* _Activity_: Reproduce the full listing that appears beneath this instruction exactly.

* _Dataset entries_:

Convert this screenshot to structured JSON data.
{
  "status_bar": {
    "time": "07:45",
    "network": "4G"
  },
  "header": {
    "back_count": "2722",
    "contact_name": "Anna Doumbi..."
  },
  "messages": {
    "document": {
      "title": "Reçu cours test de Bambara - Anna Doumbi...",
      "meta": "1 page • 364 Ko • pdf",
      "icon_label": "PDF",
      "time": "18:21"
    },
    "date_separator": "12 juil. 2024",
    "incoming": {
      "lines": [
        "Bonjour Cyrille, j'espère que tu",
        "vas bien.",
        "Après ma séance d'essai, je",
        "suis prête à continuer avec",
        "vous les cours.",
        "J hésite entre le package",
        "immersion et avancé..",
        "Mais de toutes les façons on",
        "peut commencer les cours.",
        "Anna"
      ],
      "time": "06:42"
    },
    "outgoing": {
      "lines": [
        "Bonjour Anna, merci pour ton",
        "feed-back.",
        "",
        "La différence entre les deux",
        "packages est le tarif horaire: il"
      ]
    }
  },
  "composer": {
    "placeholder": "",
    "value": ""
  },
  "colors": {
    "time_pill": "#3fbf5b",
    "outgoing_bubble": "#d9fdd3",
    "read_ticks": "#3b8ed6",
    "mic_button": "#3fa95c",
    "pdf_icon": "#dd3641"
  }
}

* _Task answer_:
Convert this screenshot to structured JSON data.
{
  "status_bar": {
    "time": "07:45",
    "network": "4G"
  },
  "header": {
    "back_count": "2722",
    "contact_name": "Anna Doumbi..."
  },
  "messages": {
    "document": {
      "title": "Reçu cours test de Bambara - Anna Doumbi...",
      "meta": "1 page • 364 Ko • pdf",
      "icon_label": "PDF",
      "time": "18:21"
    },
    "date_separator": "12 juil. 2024",
    "incoming": {
      "lines": [
        "Bonjour Cyrille, j'espère que tu",
        "vas bien.",
        "Après ma séance d'essai, je",
        "suis prête à continuer avec",
        "vous les cours.",
        "J hésite entre le package",
        "immersion et avancé..",
        "Mais de toutes les façons on",
        "peut commencer les cours.",
        "Anna"
      ],
      "time": "06:42"
    },
    "outgoing": {
      "lines": [
        "Bonjour Anna, merci pour ton",
        "feed-back.",
        "",
        "La différence entre les deux",
        "packages est le tarif horaire: il"
      ]
    }
  },
  "composer": {
    "placeholder": "",
    "value": ""
  },
  "colors": {
    "time_pill": "#3fbf5b",
    "outgoing_bubble": "#d9fdd3",
    "read_ticks": "#3b8ed6",
    "mic_button": "#3fa95c",
    "pdf_icon": "#dd3641"
  }
}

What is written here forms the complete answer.